Work item:
In full and without deviation, reproduce the records that follow.

== Data in this exercise

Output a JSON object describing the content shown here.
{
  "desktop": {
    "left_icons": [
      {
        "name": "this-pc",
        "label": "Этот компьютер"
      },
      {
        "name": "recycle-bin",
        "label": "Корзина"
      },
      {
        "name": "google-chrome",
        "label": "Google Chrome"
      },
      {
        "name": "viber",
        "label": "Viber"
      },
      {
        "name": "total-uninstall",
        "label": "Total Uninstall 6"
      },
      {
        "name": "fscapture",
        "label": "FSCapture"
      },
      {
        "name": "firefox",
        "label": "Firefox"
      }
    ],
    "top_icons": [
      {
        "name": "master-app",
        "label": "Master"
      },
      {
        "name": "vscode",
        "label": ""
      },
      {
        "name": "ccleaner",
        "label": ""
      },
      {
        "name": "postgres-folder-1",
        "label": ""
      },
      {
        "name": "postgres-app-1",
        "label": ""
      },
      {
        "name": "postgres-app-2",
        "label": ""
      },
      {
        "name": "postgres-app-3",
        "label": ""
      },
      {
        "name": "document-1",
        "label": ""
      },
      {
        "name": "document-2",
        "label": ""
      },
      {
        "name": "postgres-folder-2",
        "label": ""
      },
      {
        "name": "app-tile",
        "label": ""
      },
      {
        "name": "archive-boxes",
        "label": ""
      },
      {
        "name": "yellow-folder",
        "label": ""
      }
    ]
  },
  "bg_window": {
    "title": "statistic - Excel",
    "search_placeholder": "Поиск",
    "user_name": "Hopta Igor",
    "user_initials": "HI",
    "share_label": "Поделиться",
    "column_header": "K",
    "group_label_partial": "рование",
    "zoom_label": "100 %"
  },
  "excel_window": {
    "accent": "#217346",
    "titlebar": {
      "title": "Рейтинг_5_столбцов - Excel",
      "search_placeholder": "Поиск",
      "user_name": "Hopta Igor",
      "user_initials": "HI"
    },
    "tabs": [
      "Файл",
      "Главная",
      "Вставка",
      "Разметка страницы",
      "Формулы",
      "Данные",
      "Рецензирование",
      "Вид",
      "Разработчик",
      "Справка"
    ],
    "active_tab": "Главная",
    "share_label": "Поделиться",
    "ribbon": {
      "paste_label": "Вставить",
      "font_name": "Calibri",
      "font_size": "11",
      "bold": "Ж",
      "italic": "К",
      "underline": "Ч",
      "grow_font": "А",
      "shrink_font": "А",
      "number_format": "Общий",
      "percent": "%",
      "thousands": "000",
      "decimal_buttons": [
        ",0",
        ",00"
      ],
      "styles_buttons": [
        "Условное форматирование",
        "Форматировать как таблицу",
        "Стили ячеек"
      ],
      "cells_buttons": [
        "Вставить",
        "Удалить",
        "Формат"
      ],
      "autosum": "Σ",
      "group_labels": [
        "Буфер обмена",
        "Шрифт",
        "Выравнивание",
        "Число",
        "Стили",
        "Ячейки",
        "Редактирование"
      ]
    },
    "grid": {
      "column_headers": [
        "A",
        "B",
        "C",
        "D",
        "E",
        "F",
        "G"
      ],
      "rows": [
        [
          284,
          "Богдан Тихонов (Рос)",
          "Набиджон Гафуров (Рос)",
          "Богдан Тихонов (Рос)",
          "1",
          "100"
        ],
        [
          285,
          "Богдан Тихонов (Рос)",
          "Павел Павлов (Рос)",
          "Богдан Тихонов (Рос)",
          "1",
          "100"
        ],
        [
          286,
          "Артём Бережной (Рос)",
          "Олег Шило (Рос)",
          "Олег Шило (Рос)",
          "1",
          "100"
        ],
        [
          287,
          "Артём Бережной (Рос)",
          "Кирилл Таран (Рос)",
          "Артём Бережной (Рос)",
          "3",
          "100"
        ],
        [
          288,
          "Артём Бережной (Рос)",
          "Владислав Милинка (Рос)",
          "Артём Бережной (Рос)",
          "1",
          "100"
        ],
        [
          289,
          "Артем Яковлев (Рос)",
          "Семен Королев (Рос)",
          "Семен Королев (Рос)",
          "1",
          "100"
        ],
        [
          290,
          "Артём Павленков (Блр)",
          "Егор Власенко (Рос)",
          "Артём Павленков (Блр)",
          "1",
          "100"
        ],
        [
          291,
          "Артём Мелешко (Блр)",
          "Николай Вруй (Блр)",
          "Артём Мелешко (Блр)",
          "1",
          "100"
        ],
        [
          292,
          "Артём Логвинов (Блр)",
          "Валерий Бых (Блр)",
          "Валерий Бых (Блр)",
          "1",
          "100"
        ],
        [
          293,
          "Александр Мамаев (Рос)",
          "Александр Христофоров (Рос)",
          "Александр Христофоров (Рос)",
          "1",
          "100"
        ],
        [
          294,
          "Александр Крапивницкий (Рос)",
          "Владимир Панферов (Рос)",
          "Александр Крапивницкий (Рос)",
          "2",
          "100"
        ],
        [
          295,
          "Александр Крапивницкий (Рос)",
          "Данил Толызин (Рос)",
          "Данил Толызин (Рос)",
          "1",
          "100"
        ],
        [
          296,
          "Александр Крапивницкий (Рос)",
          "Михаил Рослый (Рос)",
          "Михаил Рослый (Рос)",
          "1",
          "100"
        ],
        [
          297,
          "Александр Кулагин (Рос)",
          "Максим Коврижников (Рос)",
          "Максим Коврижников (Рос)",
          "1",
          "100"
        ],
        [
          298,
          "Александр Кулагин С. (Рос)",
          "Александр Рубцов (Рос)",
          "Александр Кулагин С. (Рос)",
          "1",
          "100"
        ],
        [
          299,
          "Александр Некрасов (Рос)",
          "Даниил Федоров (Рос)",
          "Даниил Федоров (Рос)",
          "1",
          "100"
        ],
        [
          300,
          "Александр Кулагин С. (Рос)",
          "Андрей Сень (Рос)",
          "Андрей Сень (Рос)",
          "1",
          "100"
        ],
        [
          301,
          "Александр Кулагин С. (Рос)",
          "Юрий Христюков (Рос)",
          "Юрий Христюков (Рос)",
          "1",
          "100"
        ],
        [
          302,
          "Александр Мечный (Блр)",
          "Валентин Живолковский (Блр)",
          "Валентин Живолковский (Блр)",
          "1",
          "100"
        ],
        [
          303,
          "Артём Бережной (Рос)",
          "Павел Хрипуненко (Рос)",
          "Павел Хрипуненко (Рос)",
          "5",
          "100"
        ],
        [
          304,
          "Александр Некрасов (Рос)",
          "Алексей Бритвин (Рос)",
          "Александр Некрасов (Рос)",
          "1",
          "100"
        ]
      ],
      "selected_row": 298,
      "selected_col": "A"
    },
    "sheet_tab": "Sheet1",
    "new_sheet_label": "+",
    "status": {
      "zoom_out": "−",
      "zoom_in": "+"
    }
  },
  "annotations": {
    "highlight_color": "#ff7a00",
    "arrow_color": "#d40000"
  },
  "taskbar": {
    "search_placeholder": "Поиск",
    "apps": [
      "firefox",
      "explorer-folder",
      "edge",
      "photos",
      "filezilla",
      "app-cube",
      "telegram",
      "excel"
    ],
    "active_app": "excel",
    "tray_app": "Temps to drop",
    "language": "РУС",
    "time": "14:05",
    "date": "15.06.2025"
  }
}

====

Solution:
Output a JSON object describing the content shown here.
{
  "desktop": {
    "left_icons": [
      {
        "name": "this-pc",
        "label": "Этот компьютер"
      },
      {
        "name": "recycle-bin",
        "label": "Корзина"
      },
      {
        "name": "google-chrome",
        "label": "Google Chrome"
      },
      {
        "name": "viber",
        "label": "Viber"
      },
      {
        "name": "total-uninstall",
        "label": "Total Uninstall 6"
      },
      {
        "name": "fscapture",
        "label": "FSCapture"
      },
      {
        "name": "firefox",
        "label": "Firefox"
      }
    ],
    "top_icons": [
      {
        "name": "master-app",
        "label": "Master"
      },
      {
        "name": "vscode",
        "label": ""
      },
      {
        "name": "ccleaner",
        "label": ""
      },
      {
        "name": "postgres-folder-1",
        "label": ""
      },
      {
        "name": "postgres-app-1",
        "label": ""
      },
      {
        "name": "postgres-app-2",
        "label": ""
      },
      {
        "name": "postgres-app-3",
        "label": ""
      },
      {
        "name": "document-1",
        "label": ""
      },
      {
        "name": "document-2",
        "label": ""
      },
      {
        "name": "postgres-folder-2",
        "label": ""
      },
      {
        "name": "app-tile",
        "label": ""
      },
      {
        "name": "archive-boxes",
        "label": ""
      },
      {
        "name": "yellow-folder",
        "label": ""
      }
    ]
  },
  "bg_window": {
    "title": "statistic - Excel",
    "search_placeholder": "Поиск",
    "user_name": "Hopta Igor",
    "user_initials": "HI",
    "share_label": "Поделиться",
    "column_header": "K",
    "group_label_partial": "рование",
    "zoom_label": "100 %"
  },
  "excel_window": {
    "accent": "#217346",
    "titlebar": {
      "title": "Рейтинг_5_столбцов - Excel",
      "search_placeholder": "Поиск",
      "user_name": "Hopta Igor",
      "user_initials": "HI"
    },
    "tabs": [
      "Файл",
      "Главная",
      "Вставка",
      "Разметка страницы",
      "Формулы",
      "Данные",
      "Рецензирование",
      "Вид",
      "Разработчик",
      "Справка"
    ],
    "active_tab": "Главная",
    "share_label": "Поделиться",
    "ribbon": {
      "paste_label": "Вставить",
      "font_name": "Calibri",
      "font_size": "11",
      "bold": "Ж",
      "italic": "К",
      "underline": "Ч",
      "grow_font": "А",
      "shrink_font": "А",
      "number_format": "Общий",
      "percent": "%",
      "thousands": "000",
      "decimal_buttons": [
        ",0",
        ",00"
      ],
      "styles_buttons": [
        "Условное форматирование",
        "Форматировать как таблицу",
        "Стили ячеек"
      ],
      "cells_buttons": [
        "Вставить",
        "Удалить",
        "Формат"
      ],
      "autosum": "Σ",
      "group_labels": [
        "Буфер обмена",
        "Шрифт",
        "Выравнивание",
        "Число",
        "Стили",
        "Ячейки",
        "Редактирование"
      ]
    },
    "grid": {
      "column_headers": [
        "A",
        "B",
        "C",
        "D",
        "E",
        "F",
        "G"
      ],
      "rows": [
        [
          284,
          "Богдан Тихонов (Рос)",
          "Набиджон Гафуров (Рос)",
          "Богдан Тихонов (Рос)",
          "1",
          "100"
        ],
        [
          285,
          "Богдан Тихонов (Рос)",
          "Павел Павлов (Рос)",
          "Богдан Тихонов (Рос)",
          "1",
          "100"
        ],
        [
          286,
          "Артём Бережной (Рос)",
          "Олег Шило (Рос)",
          "Олег Шило (Рос)",
          "1",
          "100"
        ],
        [
          287,
          "Артём Бережной (Рос)",
          "Кирилл Таран (Рос)",
          "Артём Бережной (Рос)",
          "3",
          "100"
        ],
        [
          288,
          "Артём Бережной (Рос)",
          "Владислав Милинка (Рос)",
          "Артём Бережной (Рос)",
          "1",
          "100"
        ],
        [
          289,
          "Артем Яковлев (Рос)",
          "Семен Королев (Рос)",
          "Семен Королев (Рос)",
          "1",
          "100"
        ],
        [
          290,
          "Артём Павленков (Блр)",
          "Егор Власенко (Рос)",
          "Артём Павленков (Блр)",
          "1",
          "100"
        ],
        [
          291,
          "Артём Мелешко (Блр)",
          "Николай Вруй (Блр)",
          "Артём Мелешко (Блр)",
          "1",
          "100"
        ],
        [
          292,
          "Артём Логвинов (Блр)",
          "Валерий Бых (Блр)",
          "Валерий Бых (Блр)",
          "1",
          "100"
        ],
        [
          293,
          "Александр Мамаев (Рос)",
          "Александр Христофоров (Рос)",
          "Александр Христофоров (Рос)",
          "1",
          "100"
        ],
        [
          294,
          "Александр Крапивницкий (Рос)",
          "Владимир Панферов (Рос)",
          "Александр Крапивницкий (Рос)",
          "2",
          "100"
        ],
        [
          295,
          "Александр Крапивницкий (Рос)",
          "Данил Толызин (Рос)",
          "Данил Толызин (Рос)",
          "1",
          "100"
        ],
        [
          296,
          "Александр Крапивницкий (Рос)",
          "Михаил Рослый (Рос)",
          "Михаил Рослый (Рос)",
          "1",
          "100"
        ],
        [
          297,
          "Александр Кулагин (Рос)",
          "Максим Коврижников (Рос)",
          "Максим Коврижников (Рос)",
          "1",
          "100"
        ],
        [
          298,
          "Александр Кулагин С. (Рос)",
          "Александр Рубцов (Рос)",
          "Александр Кулагин С. (Рос)",
          "1",
          "100"
        ],
        [
          299,
          "Александр Некрасов (Рос)",
          "Даниил Федоров (Рос)",
          "Даниил Федоров (Рос)",
          "1",
          "100"
        ],
        [
          300,
          "Александр Кулагин С. (Рос)",
          "Андрей Сень (Рос)",
          "Андрей Сень (Рос)",
          "1",
          "100"
        ],
        [
          301,
          "Александр Кулагин С. (Рос)",
          "Юрий Христюков (Рос)",
          "Юрий Христюков (Рос)",
          "1",
          "100"
        ],
        [
          302,
          "Александр Мечный (Блр)",
          "Валентин Живолковский (Блр)",
          "Валентин Живолковский (Блр)",
          "1",
          "100"
        ],
        [
          303,
          "Артём Бережной (Рос)",
          "Павел Хрипуненко (Рос)",
          "Павел Хрипуненко (Рос)",
          "5",
          "100"
        ],
        [
          304,
          "Александр Некрасов (Рос)",
          "Алексей Бритвин (Рос)",
          "Александр Некрасов (Рос)",
          "1",
          "100"
        ]
      ],
      "selected_row": 298,
      "selected_col": "A"
    },
    "sheet_tab": "Sheet1",
    "new_sheet_label": "+",
    "status": {
      "zoom_out": "−",
      "zoom_in": "+"
    }
  },
  "annotations": {
    "highlight_color": "#ff7a00",
    "arrow_color": "#d40000"
  },
  "taskbar": {
    "search_placeholder": "Поиск",
    "apps": [
      "firefox",
      "explorer-folder",
      "edge",
      "photos",
      "filezilla",
      "app-cube",
      "telegram",
      "excel"
    ],
    "active_app": "excel",
    "tray_app": "Temps to drop",
    "language": "РУС",
    "time": "14:05",
    "date": "15.06.2025"
  }
}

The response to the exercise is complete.